                I worked as an apprentice electrician for about 18 months about 9 years ago (broke my dominant thumb in an unrelated accident and then left the trade when it still hurt to use my side cutters months later).

                I don't know the Code, but I know what the journeymen told me to do and I spent days in attics putting in junction boxes 18-36" away from the existing light boxes. We would run 90 degree rated nm-b or nm90 from the light's box to the new junction, and splice to the old wires (anything stamped 1987 or older).

                Most new fixtures are clearly identified in the UL disclaimer area if they require this.


                All that said, I've replaced most the fixtures in my current house of a mid 50's vintage. The only jumps I installed was for the massive ceiling fan light and the pot lights.
                Last edited by Dave in Edmonton; 08-02-2012, 01:58 PM.

                Comment


                • #23

                  Re: Electric code question

                  Re: Electric code question

                  Originally posted by Dave in Edmonton View Post
                  I worked as an electrician for about 18 months about 9 years ago.
                  .....

                  I know it wasn't your intent in the slightest, but it really torques my gears when assume my title without the credentials..

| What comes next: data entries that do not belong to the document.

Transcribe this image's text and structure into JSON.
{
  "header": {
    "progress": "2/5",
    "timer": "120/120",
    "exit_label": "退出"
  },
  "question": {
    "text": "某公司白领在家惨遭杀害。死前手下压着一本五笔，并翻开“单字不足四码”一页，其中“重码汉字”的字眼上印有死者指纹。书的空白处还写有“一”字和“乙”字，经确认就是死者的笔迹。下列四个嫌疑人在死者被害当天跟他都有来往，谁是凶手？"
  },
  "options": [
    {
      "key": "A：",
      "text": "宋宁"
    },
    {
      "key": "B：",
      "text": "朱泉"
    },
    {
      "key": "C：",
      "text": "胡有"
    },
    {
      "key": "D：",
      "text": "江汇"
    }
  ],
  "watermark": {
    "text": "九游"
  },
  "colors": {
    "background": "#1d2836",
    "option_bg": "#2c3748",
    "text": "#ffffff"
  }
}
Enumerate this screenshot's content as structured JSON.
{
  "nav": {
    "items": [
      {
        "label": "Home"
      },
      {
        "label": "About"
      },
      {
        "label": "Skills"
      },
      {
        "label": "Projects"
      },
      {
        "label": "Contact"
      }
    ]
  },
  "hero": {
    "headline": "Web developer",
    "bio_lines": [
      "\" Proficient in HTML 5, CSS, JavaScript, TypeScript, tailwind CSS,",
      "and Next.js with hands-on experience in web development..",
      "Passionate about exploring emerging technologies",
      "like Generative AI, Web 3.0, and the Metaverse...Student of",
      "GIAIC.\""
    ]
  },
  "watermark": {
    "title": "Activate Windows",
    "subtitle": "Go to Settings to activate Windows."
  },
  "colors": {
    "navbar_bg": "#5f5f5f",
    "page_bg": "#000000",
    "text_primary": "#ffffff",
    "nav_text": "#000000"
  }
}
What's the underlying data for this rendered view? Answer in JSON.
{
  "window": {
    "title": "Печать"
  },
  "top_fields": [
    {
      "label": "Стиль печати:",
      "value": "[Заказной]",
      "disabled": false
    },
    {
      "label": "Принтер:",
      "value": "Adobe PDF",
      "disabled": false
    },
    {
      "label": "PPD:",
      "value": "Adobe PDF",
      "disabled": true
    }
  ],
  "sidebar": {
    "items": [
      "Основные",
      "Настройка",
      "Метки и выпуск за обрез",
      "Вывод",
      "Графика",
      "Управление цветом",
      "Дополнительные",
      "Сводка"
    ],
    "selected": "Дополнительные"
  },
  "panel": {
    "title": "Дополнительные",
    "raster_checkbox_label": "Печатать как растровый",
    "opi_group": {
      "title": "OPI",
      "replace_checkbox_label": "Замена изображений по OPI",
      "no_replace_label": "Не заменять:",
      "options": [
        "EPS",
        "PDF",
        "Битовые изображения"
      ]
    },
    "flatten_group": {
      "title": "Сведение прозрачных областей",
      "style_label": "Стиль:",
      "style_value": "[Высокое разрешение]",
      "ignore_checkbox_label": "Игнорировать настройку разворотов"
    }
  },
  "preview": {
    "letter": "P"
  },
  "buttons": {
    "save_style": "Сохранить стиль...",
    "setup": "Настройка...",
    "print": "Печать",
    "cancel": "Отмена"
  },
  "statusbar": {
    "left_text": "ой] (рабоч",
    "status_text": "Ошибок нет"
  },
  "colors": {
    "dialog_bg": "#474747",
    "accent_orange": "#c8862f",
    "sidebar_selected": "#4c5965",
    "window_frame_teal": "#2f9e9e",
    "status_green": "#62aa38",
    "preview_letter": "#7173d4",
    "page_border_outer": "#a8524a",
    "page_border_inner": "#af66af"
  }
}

                  Comment


                  • #24

                    Re: Electric code question

                    Re: Electric code question

                    Originally posted by J. Vibert View Post
                    .....

                    I know it wasn't your intent in the slightest, but it really torques my gears when assume my title without the credentials..
                    I worked as an *apprentice* for a short time many years ago. (Should be more cognizant. I'm a P.Eng now - don't get me started on people using the title 'engineer'.)

                    Comment


                    • #25

                      Re: Electric code question

                      Re: Electric code question

                      I know of one electrician who had no problem with it. New install - old light fixture.
                      It casts such lovely light on the walls (when it's been dusted - which is the only pain in the butt with this installation!)
                      As to hitting my head on it, I tend not to get in and out of the tub in a poker straight position.
                      Attached Files
                      Donna,
                      Self Imposed Queen of Design Opportunities

                      Comment


                      • #26

                        Re: Electric code question

                        Re: Electric code question

                        Originally posted by callee View Post
                        that's better than these guys!
                        That has to be a joke. Unbelievable.

                        Comment

                        Working...
                        X